Welcome to the brightONLINE student literary creative journal.

BrightONLINE is a journal for undergraduate and postgraduate student writing, edited and driven by literature undergraduate students at the University of Brighton College of Arts and Humanities. This is an online academic and creative literary journal, and issues will include outstanding articles and contributions from students within our university.

Our student editorial team shall select and publish the works that are felt to be of literary worth; with the aim of both inspiring fellow students and providing a platform for those who wish to take the first steps into professional or academic writing. We aim to develop an online archive of student writing of the highest calibre.

To approach the brightONLINE team with proposals or questions about this project or forthcoming issues please use the about/contact us and the submission details pages below.

Editors' choice

A selection of articles from our latest issue.

Cinema: A reflective journal

In this reflective journal, Still comments on his artistic development and the changing nature of cinema during his time at a community placement.

Still explores notions of the cinematic as a poetic medium, and also as a means of community engagement. Looking back, he charts the ongoing process, immersing himself with local writers and documenting his experiences in a series of experimental poems.

Jason Still

Jeepers Creepers: Childhood and Psychological Terrors in Horror Fiction

A critical piece analysing the exploitation of the societal construct of childhood, in relation to psychological horror texts.

Addresses the importance of the horror genre in literature, focusing on the use of childhood in particular, focussing on three novels by William Golding, Ray Bradbury’s and Stephen King. Psychological theories from Julian Hanich and Sigmund Freud aid the study’s approach.

Honesty Hight-Warburton

Trauma and the female body: An exploration of representations of women in contemporary women’s writing

A critical piece analysing socio-political, sexual and feminist themes, touching on the effects of patriarchy on both the author and the protagonist.

This dissertation investigates how the concept of stigmatising the female body is challenged in Margaret Atwood’s Surfacing, Alice Walker’s The Color Purple and Eimear McBride’s A Girl is a Half-formed Thing, and its demeaning effect on women. It also investigates the psychological empowerment that the narrative brings to the female protagonists depicted.

Rebecca Claire March

Beachy Head

A creative piece consisting of a compilation of poems capturing the essence of what it is like to live in the seaside town that is Brighton.

Ironside’s creative flow is captivated through her pieces Beachy Head, School Reunion, Sea View, Collective Nouns and others.
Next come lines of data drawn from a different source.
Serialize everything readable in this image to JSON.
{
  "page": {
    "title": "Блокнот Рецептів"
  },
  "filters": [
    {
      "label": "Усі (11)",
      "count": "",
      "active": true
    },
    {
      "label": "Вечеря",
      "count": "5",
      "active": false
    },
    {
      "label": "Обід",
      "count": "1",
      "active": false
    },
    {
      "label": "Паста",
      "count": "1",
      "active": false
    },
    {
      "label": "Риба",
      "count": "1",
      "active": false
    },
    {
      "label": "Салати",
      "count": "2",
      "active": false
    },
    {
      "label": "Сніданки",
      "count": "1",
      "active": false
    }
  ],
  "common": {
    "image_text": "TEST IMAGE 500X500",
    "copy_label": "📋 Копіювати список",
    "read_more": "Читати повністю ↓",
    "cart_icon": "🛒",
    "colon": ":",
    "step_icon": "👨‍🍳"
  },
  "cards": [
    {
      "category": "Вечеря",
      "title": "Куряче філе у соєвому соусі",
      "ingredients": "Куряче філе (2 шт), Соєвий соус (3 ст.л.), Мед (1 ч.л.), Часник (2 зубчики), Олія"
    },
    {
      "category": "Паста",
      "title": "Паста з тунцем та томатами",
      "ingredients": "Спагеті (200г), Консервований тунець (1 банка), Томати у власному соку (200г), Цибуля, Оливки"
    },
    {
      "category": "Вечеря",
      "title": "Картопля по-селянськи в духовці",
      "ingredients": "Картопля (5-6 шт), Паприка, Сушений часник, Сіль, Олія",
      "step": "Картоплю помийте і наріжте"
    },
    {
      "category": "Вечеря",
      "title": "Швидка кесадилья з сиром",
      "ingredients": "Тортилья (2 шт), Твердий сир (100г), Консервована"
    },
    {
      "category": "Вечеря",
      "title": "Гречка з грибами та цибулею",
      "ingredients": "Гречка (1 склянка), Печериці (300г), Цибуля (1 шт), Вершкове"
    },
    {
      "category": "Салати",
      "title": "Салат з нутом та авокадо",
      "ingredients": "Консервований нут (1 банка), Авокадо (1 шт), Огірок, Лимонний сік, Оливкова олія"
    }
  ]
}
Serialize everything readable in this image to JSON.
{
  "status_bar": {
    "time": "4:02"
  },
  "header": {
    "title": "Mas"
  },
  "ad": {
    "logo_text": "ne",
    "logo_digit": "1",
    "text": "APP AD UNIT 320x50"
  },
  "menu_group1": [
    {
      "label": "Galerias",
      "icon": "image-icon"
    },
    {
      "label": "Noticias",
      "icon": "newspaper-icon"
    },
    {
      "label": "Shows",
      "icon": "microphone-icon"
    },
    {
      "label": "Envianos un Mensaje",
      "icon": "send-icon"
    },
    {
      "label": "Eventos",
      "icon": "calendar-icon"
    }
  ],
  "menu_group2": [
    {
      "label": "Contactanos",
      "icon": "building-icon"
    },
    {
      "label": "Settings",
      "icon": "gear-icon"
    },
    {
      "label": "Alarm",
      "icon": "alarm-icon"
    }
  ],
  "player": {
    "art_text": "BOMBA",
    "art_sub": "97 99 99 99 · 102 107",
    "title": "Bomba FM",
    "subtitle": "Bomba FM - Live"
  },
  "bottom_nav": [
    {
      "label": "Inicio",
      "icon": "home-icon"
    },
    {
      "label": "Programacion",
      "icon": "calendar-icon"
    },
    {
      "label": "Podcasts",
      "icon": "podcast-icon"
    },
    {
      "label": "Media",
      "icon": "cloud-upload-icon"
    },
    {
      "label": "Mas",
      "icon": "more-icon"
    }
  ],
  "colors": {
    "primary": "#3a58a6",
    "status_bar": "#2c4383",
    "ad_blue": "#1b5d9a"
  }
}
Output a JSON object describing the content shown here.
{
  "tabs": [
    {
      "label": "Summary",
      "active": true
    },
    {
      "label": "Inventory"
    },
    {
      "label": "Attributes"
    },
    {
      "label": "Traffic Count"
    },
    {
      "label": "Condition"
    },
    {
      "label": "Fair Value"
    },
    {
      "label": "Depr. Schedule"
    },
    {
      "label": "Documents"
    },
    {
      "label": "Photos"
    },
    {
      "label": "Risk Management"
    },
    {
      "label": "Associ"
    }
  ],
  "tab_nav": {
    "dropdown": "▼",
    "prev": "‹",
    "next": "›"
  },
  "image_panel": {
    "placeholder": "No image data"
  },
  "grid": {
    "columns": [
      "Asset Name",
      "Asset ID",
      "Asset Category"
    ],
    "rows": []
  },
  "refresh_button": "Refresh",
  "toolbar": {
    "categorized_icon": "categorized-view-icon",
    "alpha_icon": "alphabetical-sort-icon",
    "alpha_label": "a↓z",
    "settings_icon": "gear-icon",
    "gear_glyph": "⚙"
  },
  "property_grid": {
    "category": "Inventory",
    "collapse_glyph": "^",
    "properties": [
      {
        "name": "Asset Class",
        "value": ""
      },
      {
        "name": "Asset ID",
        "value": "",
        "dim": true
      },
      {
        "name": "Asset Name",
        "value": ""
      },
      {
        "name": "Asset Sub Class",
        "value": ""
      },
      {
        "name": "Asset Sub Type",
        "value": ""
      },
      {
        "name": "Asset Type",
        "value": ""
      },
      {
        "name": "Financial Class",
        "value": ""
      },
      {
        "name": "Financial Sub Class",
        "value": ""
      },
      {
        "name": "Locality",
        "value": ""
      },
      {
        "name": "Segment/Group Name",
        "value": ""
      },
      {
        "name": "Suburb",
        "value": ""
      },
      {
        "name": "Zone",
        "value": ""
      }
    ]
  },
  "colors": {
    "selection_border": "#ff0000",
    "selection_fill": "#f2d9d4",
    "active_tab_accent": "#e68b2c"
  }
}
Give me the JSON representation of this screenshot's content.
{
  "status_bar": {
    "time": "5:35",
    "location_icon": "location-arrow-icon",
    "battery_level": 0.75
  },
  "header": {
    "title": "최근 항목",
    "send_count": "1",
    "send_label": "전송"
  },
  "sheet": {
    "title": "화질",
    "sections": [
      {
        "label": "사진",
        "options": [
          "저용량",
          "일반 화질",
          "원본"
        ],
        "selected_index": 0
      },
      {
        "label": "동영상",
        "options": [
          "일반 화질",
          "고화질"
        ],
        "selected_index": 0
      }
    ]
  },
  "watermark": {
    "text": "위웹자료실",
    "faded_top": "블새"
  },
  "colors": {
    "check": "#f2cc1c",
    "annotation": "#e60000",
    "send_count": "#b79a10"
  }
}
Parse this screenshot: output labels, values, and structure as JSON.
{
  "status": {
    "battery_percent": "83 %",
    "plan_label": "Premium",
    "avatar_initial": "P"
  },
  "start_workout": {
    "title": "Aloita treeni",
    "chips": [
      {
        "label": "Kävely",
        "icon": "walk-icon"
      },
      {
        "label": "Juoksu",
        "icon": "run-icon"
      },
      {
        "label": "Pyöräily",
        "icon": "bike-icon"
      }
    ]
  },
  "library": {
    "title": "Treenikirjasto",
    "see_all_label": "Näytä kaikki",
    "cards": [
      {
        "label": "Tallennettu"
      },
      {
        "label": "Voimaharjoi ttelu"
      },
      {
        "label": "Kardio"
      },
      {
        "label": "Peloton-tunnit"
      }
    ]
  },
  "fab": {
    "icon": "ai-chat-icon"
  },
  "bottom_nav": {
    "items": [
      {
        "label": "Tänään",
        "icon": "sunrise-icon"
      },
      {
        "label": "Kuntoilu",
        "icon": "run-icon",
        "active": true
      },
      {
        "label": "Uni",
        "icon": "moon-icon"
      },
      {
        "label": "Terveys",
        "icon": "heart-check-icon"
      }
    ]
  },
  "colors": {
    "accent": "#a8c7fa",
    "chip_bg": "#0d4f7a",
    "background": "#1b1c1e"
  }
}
We are given an insight into Ironside’s perspective of the world; in the form of day-to-day life, as well as through her interpretation of the natural beauty encompassed by the sea.

Karen Ironside